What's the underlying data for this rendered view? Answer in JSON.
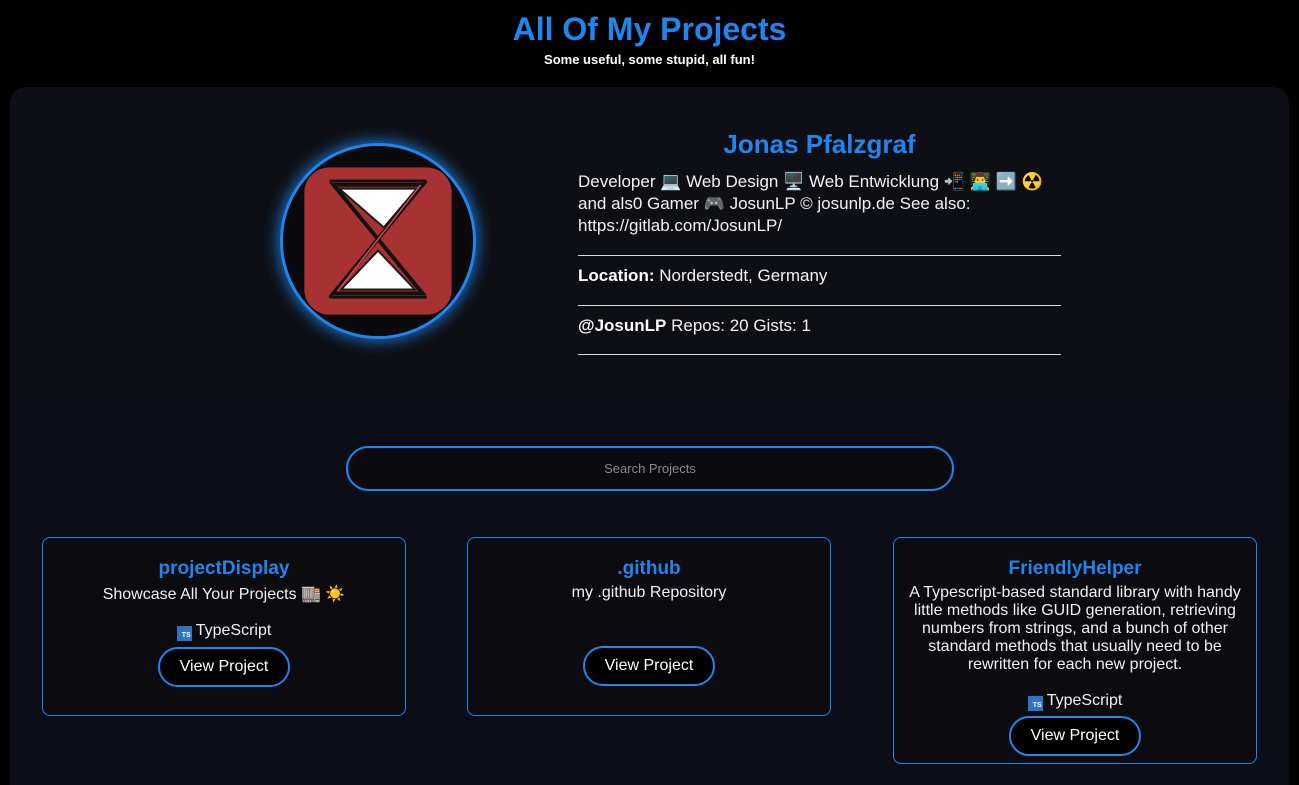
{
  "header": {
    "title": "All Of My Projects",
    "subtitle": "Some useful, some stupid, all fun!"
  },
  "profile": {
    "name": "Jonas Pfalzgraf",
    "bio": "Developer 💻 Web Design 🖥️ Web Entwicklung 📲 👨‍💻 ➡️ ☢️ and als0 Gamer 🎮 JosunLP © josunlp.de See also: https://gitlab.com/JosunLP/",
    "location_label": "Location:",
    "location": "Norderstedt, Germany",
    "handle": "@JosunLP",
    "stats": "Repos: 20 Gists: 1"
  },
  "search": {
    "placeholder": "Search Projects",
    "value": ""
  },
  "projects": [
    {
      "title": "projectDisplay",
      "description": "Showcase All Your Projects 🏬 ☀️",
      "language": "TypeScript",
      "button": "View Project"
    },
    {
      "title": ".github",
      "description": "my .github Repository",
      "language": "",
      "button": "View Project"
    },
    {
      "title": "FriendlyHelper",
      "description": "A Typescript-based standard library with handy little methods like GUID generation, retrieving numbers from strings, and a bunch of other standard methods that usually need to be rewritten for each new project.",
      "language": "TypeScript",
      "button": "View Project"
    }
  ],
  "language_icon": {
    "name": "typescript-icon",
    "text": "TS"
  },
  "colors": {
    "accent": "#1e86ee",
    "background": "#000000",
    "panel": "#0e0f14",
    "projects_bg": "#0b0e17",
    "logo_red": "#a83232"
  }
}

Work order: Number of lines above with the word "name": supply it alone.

Answer below: 2